It's a full moon, isn't it? Maybe that's why I feel mercurial. Oh, no that must have something to do with Mercury. Why I feel lunatic? Hm.

Sunday, 1 April 2007

Z puts her foot down

It's a warm and comfortable place to be, under my toe. I told the Sage he has worked hard enough today, poured him a drink, given him a kiss and a dish of cheesy biscuits and assured him that we'll get the catalogue ready to be printed by lunchtime tomorrow.

I've got to type up three pages of catalogue tonight and the rest in the morning, when he will be sufficiently rested to describe the china.

Is a couple of glasses of wine the best preparation for accurate typing? Of course it is. I might even add a few cheery asides (no I won't, professionalism will come to the fore, as you might expect, knowing, for you know me very well, that I only pretend to be fluffy).

I can hear you (or is it just the Voices??) asking what the Sage has done, to be so tired? He and Al have been working on Squiffany's climbing frame. Today, they put in the steps. They had already done the first floor, so Squiffany was invited to climb them. I didn't see it, I was working in the greenhouse, but she was thrilled and excited. Lucky little girl that she is, to have her daddy and grandad take so much time and trouble for her. I think she will appreciate it more, seeing it go up bit by bit.

Anyway, I'm roasting a freerange chicken with potatoes, parsnips, sausages and cauliflower. All of them local. I'm a lucky girl too. Hah!

Oh, by the way, does a double-yolked egg, if left to hatch, produce two chicks or one confused one? I've never heard of twin chicks and Ro thinks that the production method of eggs doesn't allow for two embryos to be implanted, even if there are two yolks. I ask because we had one this morning, the first I remember from any of our bantams, from one of the black pedigree girlies. It was a huge egg. The Sage says that she doesn't lay all that often. If I were her, I'd resolve never to lay again. She's just two years old, which is a few months older than commercial freerange egg producers keep them to.

Anyway, I'm off to flirt with the Sage.

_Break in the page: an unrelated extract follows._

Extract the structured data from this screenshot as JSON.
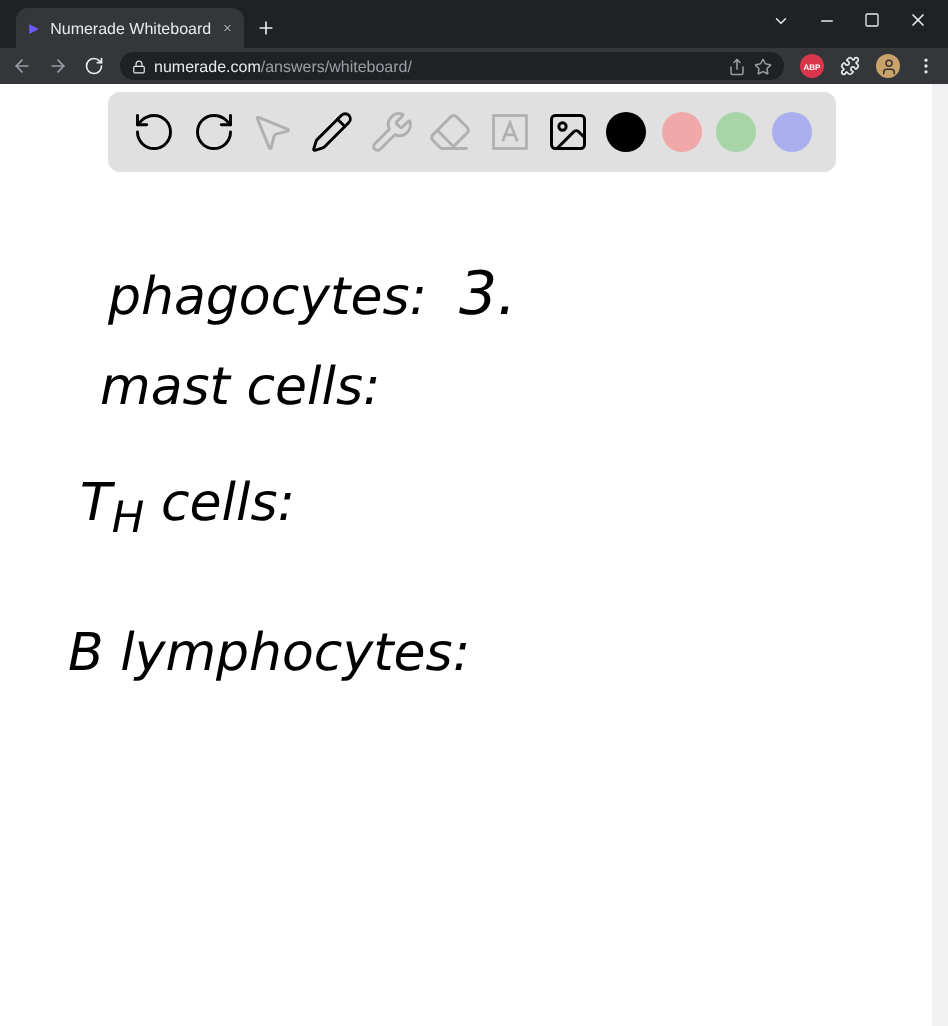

He deserves it.


I don't know if this is the sort of thing that of course everyone knows already and I'm just easily impressed, but this entertained me mightily.